'''

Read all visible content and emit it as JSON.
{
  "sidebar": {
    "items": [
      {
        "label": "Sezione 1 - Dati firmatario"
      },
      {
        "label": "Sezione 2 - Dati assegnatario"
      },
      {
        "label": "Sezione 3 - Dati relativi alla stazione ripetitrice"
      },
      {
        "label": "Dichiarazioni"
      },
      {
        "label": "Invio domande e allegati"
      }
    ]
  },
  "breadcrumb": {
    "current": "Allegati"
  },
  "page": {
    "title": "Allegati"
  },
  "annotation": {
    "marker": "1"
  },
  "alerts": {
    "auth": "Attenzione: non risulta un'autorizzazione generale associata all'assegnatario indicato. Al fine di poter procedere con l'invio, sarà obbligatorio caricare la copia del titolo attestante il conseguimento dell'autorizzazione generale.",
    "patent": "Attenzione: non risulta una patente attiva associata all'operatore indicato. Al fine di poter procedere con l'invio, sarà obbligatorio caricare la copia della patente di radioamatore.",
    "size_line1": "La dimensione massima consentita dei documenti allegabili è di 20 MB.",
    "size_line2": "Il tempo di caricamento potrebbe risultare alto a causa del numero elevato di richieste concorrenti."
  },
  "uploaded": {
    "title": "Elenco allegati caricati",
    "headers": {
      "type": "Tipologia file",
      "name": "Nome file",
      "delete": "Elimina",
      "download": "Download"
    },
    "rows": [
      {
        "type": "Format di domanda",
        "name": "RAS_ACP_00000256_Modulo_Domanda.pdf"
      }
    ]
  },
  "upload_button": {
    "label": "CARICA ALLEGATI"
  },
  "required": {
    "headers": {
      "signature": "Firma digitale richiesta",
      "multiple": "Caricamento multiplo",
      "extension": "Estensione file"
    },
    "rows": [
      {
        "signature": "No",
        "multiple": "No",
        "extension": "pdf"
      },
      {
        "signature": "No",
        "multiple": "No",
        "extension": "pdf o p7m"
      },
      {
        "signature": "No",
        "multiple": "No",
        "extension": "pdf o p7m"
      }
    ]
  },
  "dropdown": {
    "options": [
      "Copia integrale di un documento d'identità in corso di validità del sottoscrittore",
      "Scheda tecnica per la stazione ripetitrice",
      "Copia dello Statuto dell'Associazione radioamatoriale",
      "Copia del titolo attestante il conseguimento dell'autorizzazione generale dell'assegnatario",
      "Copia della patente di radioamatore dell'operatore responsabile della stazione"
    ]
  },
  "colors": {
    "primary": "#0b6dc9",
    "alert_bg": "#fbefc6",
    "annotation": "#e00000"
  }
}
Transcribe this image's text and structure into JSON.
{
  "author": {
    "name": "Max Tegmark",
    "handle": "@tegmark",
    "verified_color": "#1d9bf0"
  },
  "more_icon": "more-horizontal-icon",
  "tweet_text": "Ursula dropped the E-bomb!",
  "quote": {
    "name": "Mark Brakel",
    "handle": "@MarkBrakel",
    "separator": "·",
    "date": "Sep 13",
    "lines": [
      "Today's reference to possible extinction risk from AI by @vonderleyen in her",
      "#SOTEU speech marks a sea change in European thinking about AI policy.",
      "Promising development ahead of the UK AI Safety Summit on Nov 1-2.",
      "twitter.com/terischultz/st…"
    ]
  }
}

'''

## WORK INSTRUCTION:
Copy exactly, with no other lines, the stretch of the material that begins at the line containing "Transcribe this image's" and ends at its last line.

## TASK RESULT:
Transcribe this image's text and structure into JSON.
{
  "author": {
    "name": "Max Tegmark",
    "handle": "@tegmark",
    "verified_color": "#1d9bf0"
  },
  "more_icon": "more-horizontal-icon",
  "tweet_text": "Ursula dropped the E-bomb!",
  "quote": {
    "name": "Mark Brakel",
    "handle": "@MarkBrakel",
    "separator": "·",
    "date": "Sep 13",
    "lines": [
      "Today's reference to possible extinction risk from AI by @vonderleyen in her",
      "#SOTEU speech marks a sea change in European thinking about AI policy.",
      "Promising development ahead of the UK AI Safety Summit on Nov 1-2.",
      "twitter.com/terischultz/st…"
    ]
  }
}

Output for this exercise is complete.